Entries from a dataset of interfaces:
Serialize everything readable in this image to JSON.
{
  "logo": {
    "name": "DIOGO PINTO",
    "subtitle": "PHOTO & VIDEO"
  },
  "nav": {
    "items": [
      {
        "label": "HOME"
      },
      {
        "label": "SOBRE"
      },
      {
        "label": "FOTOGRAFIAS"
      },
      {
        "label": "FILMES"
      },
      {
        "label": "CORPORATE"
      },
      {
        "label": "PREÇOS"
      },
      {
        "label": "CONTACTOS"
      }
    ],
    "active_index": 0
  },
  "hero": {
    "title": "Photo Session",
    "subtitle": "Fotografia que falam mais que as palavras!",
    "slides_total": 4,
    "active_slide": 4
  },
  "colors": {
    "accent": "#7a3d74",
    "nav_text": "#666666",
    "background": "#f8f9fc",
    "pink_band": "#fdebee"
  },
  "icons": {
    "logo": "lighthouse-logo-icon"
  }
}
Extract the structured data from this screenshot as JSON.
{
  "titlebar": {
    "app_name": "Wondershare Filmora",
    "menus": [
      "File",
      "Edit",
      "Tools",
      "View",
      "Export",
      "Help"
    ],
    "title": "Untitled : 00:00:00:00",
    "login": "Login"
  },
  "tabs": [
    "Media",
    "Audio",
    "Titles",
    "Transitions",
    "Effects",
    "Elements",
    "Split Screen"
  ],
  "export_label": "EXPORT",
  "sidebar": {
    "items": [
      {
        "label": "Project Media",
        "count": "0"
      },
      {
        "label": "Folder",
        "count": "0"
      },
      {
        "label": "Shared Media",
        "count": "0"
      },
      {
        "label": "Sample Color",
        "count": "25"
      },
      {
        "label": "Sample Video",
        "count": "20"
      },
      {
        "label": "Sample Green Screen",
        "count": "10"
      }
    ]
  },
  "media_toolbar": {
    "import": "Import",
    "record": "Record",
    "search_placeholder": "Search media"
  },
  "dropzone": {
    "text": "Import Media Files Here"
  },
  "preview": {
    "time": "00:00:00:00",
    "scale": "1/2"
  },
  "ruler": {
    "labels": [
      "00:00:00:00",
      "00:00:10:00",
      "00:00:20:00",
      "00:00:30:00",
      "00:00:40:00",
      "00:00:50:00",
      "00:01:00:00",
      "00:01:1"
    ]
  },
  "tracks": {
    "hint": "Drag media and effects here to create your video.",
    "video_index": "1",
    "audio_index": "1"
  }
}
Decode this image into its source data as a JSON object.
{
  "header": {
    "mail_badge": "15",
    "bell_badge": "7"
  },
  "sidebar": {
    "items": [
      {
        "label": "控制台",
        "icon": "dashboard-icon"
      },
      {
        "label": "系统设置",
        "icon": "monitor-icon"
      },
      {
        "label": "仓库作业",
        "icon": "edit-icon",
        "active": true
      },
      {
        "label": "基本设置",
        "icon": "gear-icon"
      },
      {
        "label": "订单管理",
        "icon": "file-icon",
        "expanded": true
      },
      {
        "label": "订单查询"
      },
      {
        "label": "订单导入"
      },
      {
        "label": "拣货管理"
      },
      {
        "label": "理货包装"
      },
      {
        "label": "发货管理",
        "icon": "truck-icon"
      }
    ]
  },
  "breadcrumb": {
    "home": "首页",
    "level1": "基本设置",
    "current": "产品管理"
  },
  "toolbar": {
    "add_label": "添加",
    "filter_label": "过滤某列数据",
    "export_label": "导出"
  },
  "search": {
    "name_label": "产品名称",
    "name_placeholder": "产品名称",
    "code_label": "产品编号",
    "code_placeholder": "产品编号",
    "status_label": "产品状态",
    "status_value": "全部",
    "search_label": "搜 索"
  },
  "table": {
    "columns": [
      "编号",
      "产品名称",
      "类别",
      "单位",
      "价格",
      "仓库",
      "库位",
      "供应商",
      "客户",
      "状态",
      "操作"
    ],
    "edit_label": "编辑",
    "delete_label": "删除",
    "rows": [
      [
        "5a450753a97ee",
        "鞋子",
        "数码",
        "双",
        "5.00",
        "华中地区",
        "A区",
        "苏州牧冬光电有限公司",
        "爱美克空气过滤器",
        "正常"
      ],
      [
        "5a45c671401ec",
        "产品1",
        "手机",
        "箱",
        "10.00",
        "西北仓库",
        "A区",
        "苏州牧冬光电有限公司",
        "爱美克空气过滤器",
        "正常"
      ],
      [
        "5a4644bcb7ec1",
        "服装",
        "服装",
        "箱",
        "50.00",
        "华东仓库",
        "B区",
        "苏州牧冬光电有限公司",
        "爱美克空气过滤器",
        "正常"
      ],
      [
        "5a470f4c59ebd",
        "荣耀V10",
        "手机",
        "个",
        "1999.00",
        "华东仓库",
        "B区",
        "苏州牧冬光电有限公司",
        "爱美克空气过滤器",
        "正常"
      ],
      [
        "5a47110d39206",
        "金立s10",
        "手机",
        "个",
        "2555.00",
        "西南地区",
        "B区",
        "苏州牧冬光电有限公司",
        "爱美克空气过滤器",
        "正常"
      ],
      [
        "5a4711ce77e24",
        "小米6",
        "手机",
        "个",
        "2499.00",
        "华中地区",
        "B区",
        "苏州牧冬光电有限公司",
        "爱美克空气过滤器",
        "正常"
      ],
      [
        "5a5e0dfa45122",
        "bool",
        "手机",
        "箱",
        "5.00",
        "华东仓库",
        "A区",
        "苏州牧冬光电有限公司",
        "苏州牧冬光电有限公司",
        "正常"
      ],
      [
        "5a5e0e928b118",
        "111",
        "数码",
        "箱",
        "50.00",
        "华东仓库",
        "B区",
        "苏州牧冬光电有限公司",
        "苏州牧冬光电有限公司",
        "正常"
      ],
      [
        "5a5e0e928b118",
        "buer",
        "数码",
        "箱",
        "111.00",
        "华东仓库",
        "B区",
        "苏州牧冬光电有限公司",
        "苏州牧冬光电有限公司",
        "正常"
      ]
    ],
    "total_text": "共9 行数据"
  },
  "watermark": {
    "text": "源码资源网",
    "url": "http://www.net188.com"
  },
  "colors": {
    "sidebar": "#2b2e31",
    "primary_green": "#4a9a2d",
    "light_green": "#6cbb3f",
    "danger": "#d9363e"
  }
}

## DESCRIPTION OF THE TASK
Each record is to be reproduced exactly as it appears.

## ANSWER SPACE
Serialize everything readable in this image to JSON.
{
  "logo": {
    "name": "DIOGO PINTO",
    "subtitle": "PHOTO & VIDEO"
  },
  "nav": {
    "items": [
      {
        "label": "HOME"
      },
      {
        "label": "SOBRE"
      },
      {
        "label": "FOTOGRAFIAS"
      },
      {
        "label": "FILMES"
      },
      {
        "label": "CORPORATE"
      },
      {
        "label": "PREÇOS"
      },
      {
        "label": "CONTACTOS"
      }
    ],
    "active_index": 0
  },
  "hero": {
    "title": "Photo Session",
    "subtitle": "Fotografia que falam mais que as palavras!",
    "slides_total": 4,
    "active_slide": 4
  },
  "colors": {
    "accent": "#7a3d74",
    "nav_text": "#666666",
    "background": "#f8f9fc",
    "pink_band": "#fdebee"
  },
  "icons": {
    "logo": "lighthouse-logo-icon"
  }
}
Extract the structured data from this screenshot as JSON.
{
  "titlebar": {
    "app_name": "Wondershare Filmora",
    "menus": [
      "File",
      "Edit",
      "Tools",
      "View",
      "Export",
      "Help"
    ],
    "title": "Untitled : 00:00:00:00",
    "login": "Login"
  },
  "tabs": [
    "Media",
    "Audio",
    "Titles",
    "Transitions",
    "Effects",
    "Elements",
    "Split Screen"
  ],
  "export_label": "EXPORT",
  "sidebar": {
    "items": [
      {
        "label": "Project Media",
        "count": "0"
      },
      {
        "label": "Folder",
        "count": "0"
      },
      {
        "label": "Shared Media",
        "count": "0"
      },
      {
        "label": "Sample Color",
        "count": "25"
      },
      {
        "label": "Sample Video",
        "count": "20"
      },
      {
        "label": "Sample Green Screen",
        "count": "10"
      }
    ]
  },
  "media_toolbar": {
    "import": "Import",
    "record": "Record",
    "search_placeholder": "Search media"
  },
  "dropzone": {
    "text": "Import Media Files Here"
  },
  "preview": {
    "time": "00:00:00:00",
    "scale": "1/2"
  },
  "ruler": {
    "labels": [
      "00:00:00:00",
      "00:00:10:00",
      "00:00:20:00",
      "00:00:30:00",
      "00:00:40:00",
      "00:00:50:00",
      "00:01:00:00",
      "00:01:1"
    ]
  },
  "tracks": {
    "hint": "Drag media and effects here to create your video.",
    "video_index": "1",
    "audio_index": "1"
  }
}
Decode this image into its source data as a JSON object.
{
  "header": {
    "mail_badge": "15",
    "bell_badge": "7"
  },
  "sidebar": {
    "items": [
      {
        "label": "控制台",
        "icon": "dashboard-icon"
      },
      {
        "label": "系统设置",
        "icon": "monitor-icon"
      },
      {
        "label": "仓库作业",
        "icon": "edit-icon",
        "active": true
      },
      {
        "label": "基本设置",
        "icon": "gear-icon"
      },
      {
        "label": "订单管理",
        "icon": "file-icon",
        "expanded": true
      },
      {
        "label": "订单查询"
      },
      {
        "label": "订单导入"
      },
      {
        "label": "拣货管理"
      },
      {
        "label": "理货包装"
      },
      {
        "label": "发货管理",
        "icon": "truck-icon"
      }
    ]
  },
  "breadcrumb": {
    "home": "首页",
    "level1": "基本设置",
    "current": "产品管理"
  },
  "toolbar": {
    "add_label": "添加",
    "filter_label": "过滤某列数据",
    "export_label": "导出"
  },
  "search": {
    "name_label": "产品名称",
    "name_placeholder": "产品名称",
    "code_label": "产品编号",
    "code_placeholder": "产品编号",
    "status_label": "产品状态",
    "status_value": "全部",
    "search_label": "搜 索"
  },
  "table": {
    "columns": [
      "编号",
      "产品名称",
      "类别",
      "单位",
      "价格",
      "仓库",
      "库位",
      "供应商",
      "客户",
      "状态",
      "操作"
    ],
    "edit_label": "编辑",
    "delete_label": "删除",
    "rows": [
      [
        "5a450753a97ee",
        "鞋子",
        "数码",
        "双",
        "5.00",
        "华中地区",
        "A区",
        "苏州牧冬光电有限公司",
        "爱美克空气过滤器",
        "正常"
      ],
      [
        "5a45c671401ec",
        "产品1",
        "手机",
        "箱",
        "10.00",
        "西北仓库",
        "A区",
        "苏州牧冬光电有限公司",
        "爱美克空气过滤器",
        "正常"
      ],
      [
        "5a4644bcb7ec1",
        "服装",
        "服装",
        "箱",
        "50.00",
        "华东仓库",
        "B区",
        "苏州牧冬光电有限公司",
        "爱美克空气过滤器",
        "正常"
      ],
      [
        "5a470f4c59ebd",
        "荣耀V10",
        "手机",
        "个",
        "1999.00",
        "华东仓库",
        "B区",
        "苏州牧冬光电有限公司",
        "爱美克空气过滤器",
        "正常"
      ],
      [
        "5a47110d39206",
        "金立s10",
        "手机",
        "个",
        "2555.00",
        "西南地区",
        "B区",
        "苏州牧冬光电有限公司",
        "爱美克空气过滤器",
        "正常"
      ],
      [
        "5a4711ce77e24",
        "小米6",
        "手机",
        "个",
        "2499.00",
        "华中地区",
        "B区",
        "苏州牧冬光电有限公司",
        "爱美克空气过滤器",
        "正常"
      ],
      [
        "5a5e0dfa45122",
        "bool",
        "手机",
        "箱",
        "5.00",
        "华东仓库",
        "A区",
        "苏州牧冬光电有限公司",
        "苏州牧冬光电有限公司",
        "正常"
      ],
      [
        "5a5e0e928b118",
        "111",
        "数码",
        "箱",
        "50.00",
        "华东仓库",
        "B区",
        "苏州牧冬光电有限公司",
        "苏州牧冬光电有限公司",
        "正常"
      ],
      [
        "5a5e0e928b118",
        "buer",
        "数码",
        "箱",
        "111.00",
        "华东仓库",
        "B区",
        "苏州牧冬光电有限公司",
        "苏州牧冬光电有限公司",
        "正常"
      ]
    ],
    "total_text": "共9 行数据"
  },
  "watermark": {
    "text": "源码资源网",
    "url": "http://www.net188.com"
  },
  "colors": {
    "sidebar": "#2b2e31",
    "primary_green": "#4a9a2d",
    "light_green": "#6cbb3f",
    "danger": "#d9363e"
  }
}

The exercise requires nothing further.